I suppose the main upside to this kind of work, besides any impact it might have on securing gay rights, is the comfort of self-knowledge. The secrets lurking in the hypothalamus (and the ring finger and the hair whorl) aren’t just about who we desire but about a more fundamental organization of our personalities, individually and collectively. Still, some have dismissed all this field-guide work as wrongheaded. Gaydar can no more be proved than a sixth sense, they say. What’s being classified as fundamentally gay is nothing more than cultural signals that vary so much from one part of the world to another that they’re worthless as clues to anything. It is surely true that gaydar has its blind spots. When I traveled through Nigeria a few years ago, I was unable after nearly a month to say with any conviction that I had encountered any gay people along my way. No knowing eye contact, no species recognition. (Then again, it’s not as if I was able to measure index-to-ring finger ratios.)
Where were they all? In Lagos, the morning newspaper offered an answer. According to a tiny news squib, a court had just convicted a young man of sodomy and sentenced him to death by stoning. Two other death sentences were handed down to gay people in the few days before I boarded my airplane. I paid a visit to one of the top human-rights agencies in the country and asked why they weren’t protesting these cases. The director looked at me dumbstruck. “Because sodomy,” he said as if speaking to a child, “is illegal.” To survive, they were hiding, even from me—they had edited down their gendermaps to the barest minimum and disappeared.

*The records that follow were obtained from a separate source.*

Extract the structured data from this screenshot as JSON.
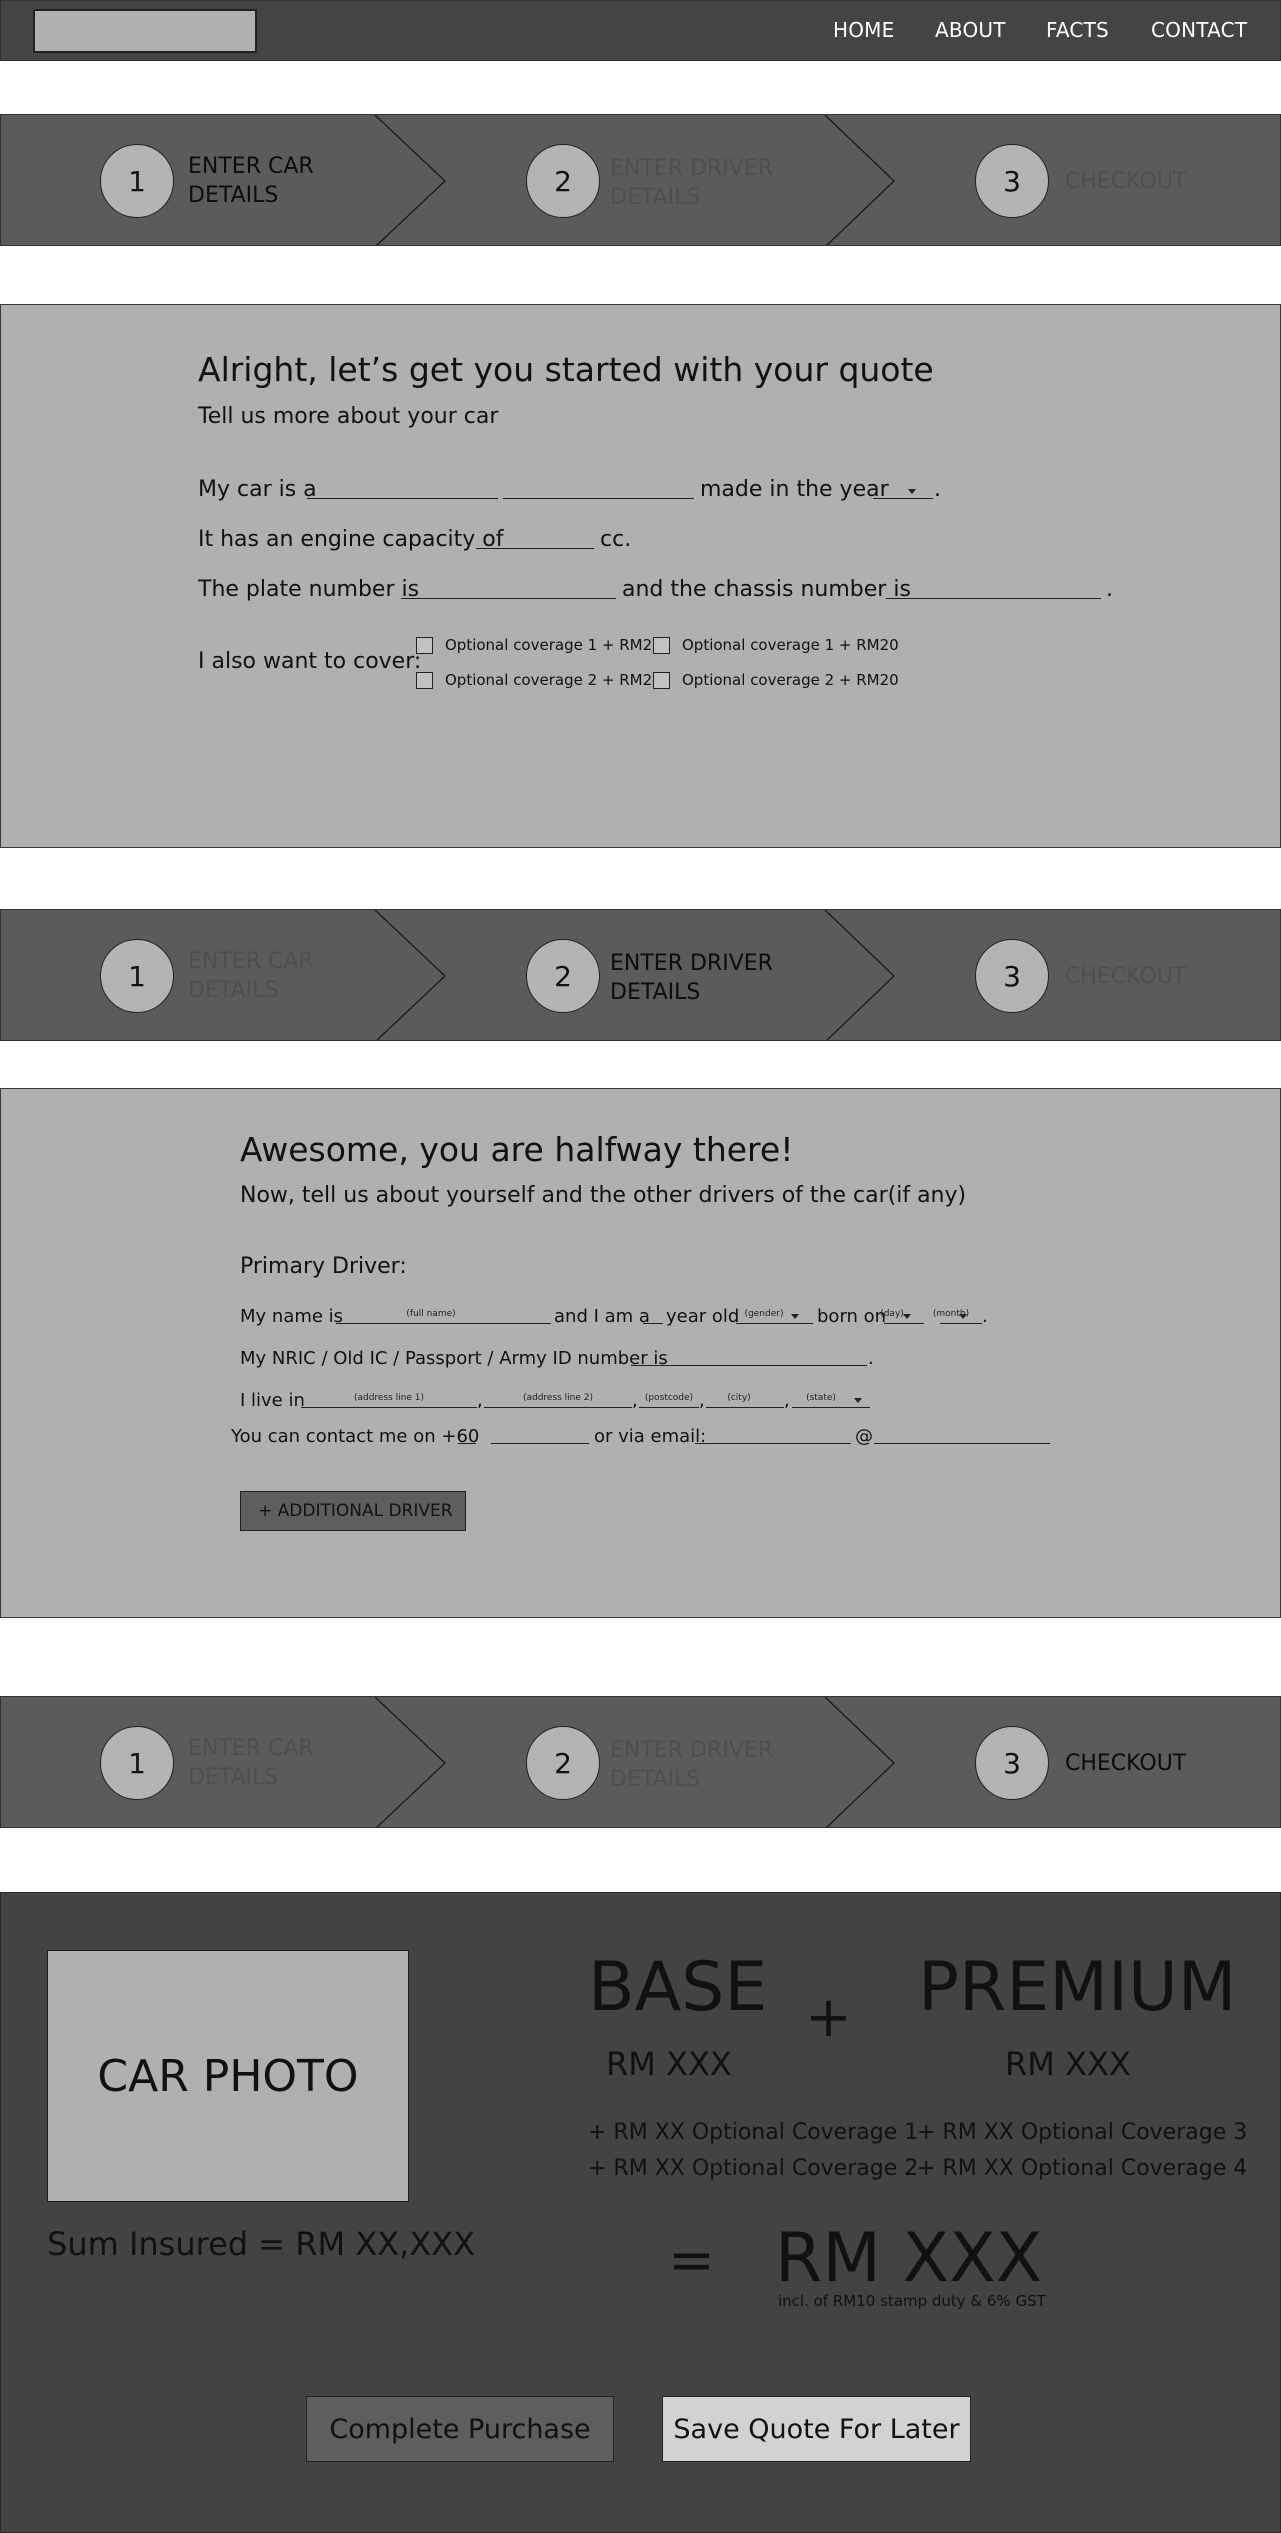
{
  "nav": {
    "links": [
      "HOME",
      "ABOUT",
      "FACTS",
      "CONTACT"
    ]
  },
  "steps": [
    {
      "number": "1",
      "label_line1": "ENTER CAR",
      "label_line2": "DETAILS"
    },
    {
      "number": "2",
      "label_line1": "ENTER DRIVER",
      "label_line2": "DETAILS"
    },
    {
      "number": "3",
      "label_line1": "CHECKOUT",
      "label_line2": ""
    }
  ],
  "car_form": {
    "title": "Alright, let’s get you started with your quote",
    "subtitle": "Tell us more about your car",
    "line1_prefix": "My car is a",
    "line1_mid": "made in the year",
    "line1_end": ".",
    "line2_prefix": "It has an engine capacity of",
    "line2_suffix": "cc.",
    "line3_prefix": "The plate number is",
    "line3_mid": "and the chassis number is",
    "line3_end": ".",
    "cover_label": "I also want to cover:",
    "coverages": [
      "Optional coverage 1 + RM20",
      "Optional coverage 1 + RM20",
      "Optional coverage 2 + RM20",
      "Optional coverage 2 + RM20"
    ]
  },
  "driver_form": {
    "title": "Awesome, you are halfway there!",
    "subtitle": "Now, tell us about yourself and the other drivers of the car(if any)",
    "primary_label": "Primary Driver:",
    "name_prefix": "My name is",
    "name_hint": "(full name)",
    "name_mid": "and I am a",
    "age_suffix": "year old",
    "gender_hint": "(gender)",
    "born_label": "born on",
    "day_hint": "(day)",
    "month_hint": "(month)",
    "name_end": ".",
    "id_prefix": "My NRIC / Old IC / Passport / Army ID  number is",
    "id_end": ".",
    "live_prefix": "I live in",
    "address1_hint": "(address line 1)",
    "address2_hint": "(address line 2)",
    "postcode_hint": "(postcode)",
    "city_hint": "(city)",
    "state_hint": "(state)",
    "comma": ",",
    "contact_prefix": "You can contact me on +60",
    "contact_mid": "or via email:",
    "at_sign": "@",
    "add_driver_label": "+ ADDITIONAL DRIVER"
  },
  "checkout": {
    "photo_label": "CAR PHOTO",
    "sum_insured": "Sum Insured = RM XX,XXX",
    "base_label": "BASE",
    "base_amount": "RM XXX",
    "plus": "+",
    "premium_label": "PREMIUM",
    "premium_amount": "RM XXX",
    "coverages_left": [
      "+ RM XX Optional Coverage 1",
      "+ RM XX Optional Coverage 2"
    ],
    "coverages_right": [
      "+ RM XX Optional Coverage 3",
      "+ RM XX Optional Coverage 4"
    ],
    "equals": "=",
    "total_amount": "RM XXX",
    "total_note": "incl. of RM10 stamp duty & 6% GST",
    "complete_label": "Complete Purchase",
    "save_label": "Save Quote For Later"
  }
}
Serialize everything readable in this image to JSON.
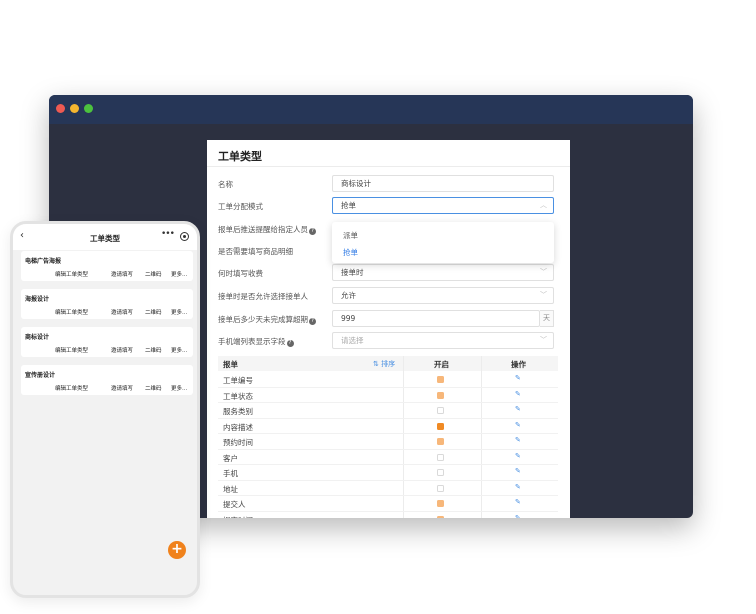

Still, Dr. Lippa, the hair-whorl researcher, is publishing a paper in the Archives of Sexual Behavior later this year that seems to prove the existence of gay-typical behavior across the globe. Lippa is looking at a 2005 BBC Internet survey, part of a BBC documentary project called Secrets of the Sexes, which included more than 200,000 respondents in 53 countries answering questions about everything from their occupational interests to their sexual histories and personalities. Lippa, a tall and slender man who came out to his parents in his thirties, analyzed the data first along gender lines, then compared straight people to gay people. What he found, he says, is a cross-cultural confirmation of what amount to stereotypes.